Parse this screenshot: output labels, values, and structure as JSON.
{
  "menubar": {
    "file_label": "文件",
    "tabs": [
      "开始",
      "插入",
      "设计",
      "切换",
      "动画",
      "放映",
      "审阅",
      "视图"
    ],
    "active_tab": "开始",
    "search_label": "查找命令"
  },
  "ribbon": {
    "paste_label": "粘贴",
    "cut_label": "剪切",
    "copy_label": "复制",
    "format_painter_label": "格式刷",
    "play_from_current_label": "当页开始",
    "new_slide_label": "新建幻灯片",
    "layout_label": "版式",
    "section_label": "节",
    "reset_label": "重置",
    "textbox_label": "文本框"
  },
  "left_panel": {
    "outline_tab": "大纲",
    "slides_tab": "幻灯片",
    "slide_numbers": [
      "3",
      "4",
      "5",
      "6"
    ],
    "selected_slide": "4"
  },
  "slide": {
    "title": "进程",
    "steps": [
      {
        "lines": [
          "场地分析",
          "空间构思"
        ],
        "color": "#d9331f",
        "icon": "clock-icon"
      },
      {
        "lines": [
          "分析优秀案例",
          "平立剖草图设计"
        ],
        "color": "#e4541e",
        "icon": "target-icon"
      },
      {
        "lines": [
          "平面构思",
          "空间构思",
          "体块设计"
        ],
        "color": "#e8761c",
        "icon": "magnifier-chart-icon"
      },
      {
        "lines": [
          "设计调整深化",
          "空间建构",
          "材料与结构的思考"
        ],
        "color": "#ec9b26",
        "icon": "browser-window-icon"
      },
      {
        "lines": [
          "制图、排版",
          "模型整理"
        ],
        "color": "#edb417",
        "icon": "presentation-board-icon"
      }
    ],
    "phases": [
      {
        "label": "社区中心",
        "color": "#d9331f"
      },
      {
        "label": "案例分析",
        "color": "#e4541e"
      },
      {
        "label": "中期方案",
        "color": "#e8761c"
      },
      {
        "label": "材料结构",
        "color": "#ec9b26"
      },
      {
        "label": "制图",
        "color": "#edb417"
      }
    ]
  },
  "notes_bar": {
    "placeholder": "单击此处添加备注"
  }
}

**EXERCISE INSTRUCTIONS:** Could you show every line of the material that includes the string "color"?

**COMPLETED TASK:**
        "color": "#d9331f",
        "color": "#e4541e",
        "color": "#e8761c",
        "color": "#ec9b26",
        "color": "#edb417",
        "color": "#d9331f"
        "color": "#e4541e"
        "color": "#e8761c"
        "color": "#ec9b26"
        "color": "#edb417"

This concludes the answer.